Task prompt: Filter the listing below down to the lines containing the word "アクション".

[Start of section]

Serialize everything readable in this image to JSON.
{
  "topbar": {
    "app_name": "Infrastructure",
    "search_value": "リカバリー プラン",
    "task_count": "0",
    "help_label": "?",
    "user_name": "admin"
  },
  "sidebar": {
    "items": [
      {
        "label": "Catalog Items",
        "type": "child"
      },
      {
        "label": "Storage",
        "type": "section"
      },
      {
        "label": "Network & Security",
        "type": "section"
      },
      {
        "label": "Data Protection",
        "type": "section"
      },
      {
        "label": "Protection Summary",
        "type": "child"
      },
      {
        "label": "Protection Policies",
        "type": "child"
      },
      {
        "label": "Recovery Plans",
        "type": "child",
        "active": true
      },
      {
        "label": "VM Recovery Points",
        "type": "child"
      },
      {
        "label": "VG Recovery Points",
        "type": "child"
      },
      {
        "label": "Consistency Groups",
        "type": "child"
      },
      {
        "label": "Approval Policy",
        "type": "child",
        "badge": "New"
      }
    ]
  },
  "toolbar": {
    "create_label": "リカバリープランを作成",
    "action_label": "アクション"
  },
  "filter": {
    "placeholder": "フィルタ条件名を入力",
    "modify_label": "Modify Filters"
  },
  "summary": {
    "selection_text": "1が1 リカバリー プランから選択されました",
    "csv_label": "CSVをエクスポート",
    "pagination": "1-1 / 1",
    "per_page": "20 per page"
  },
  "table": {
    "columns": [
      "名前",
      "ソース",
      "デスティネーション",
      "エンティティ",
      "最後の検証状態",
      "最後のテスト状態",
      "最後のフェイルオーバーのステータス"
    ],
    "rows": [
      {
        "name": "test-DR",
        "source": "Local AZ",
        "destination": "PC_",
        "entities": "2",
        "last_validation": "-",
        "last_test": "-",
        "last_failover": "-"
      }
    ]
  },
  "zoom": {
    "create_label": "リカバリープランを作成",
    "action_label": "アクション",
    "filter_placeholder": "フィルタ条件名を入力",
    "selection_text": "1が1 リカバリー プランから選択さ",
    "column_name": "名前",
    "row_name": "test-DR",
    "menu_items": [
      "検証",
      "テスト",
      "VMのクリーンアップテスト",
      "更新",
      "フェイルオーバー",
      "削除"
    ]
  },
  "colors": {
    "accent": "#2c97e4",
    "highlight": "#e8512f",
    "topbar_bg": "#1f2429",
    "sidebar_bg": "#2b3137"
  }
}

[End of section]

Solution:
    "action_label": "アクション"
    "action_label": "アクション",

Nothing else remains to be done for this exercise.